::: Information given

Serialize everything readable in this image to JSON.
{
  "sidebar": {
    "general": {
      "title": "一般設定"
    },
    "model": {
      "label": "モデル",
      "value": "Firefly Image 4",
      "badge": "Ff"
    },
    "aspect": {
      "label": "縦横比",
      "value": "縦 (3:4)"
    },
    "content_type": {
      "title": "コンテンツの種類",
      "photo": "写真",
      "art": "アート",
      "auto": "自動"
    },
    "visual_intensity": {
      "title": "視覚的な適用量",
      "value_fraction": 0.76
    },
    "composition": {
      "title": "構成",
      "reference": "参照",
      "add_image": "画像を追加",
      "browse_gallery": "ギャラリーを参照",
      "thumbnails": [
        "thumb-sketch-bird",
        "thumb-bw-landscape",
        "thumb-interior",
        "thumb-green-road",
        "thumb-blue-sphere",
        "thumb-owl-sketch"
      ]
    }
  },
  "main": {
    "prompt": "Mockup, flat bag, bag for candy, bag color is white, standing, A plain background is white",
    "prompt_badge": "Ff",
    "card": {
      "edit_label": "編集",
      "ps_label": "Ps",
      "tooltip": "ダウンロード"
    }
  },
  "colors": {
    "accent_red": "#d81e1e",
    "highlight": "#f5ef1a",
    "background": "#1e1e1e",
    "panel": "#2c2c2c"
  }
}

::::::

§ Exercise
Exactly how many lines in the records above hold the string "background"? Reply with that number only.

§ Task solution
2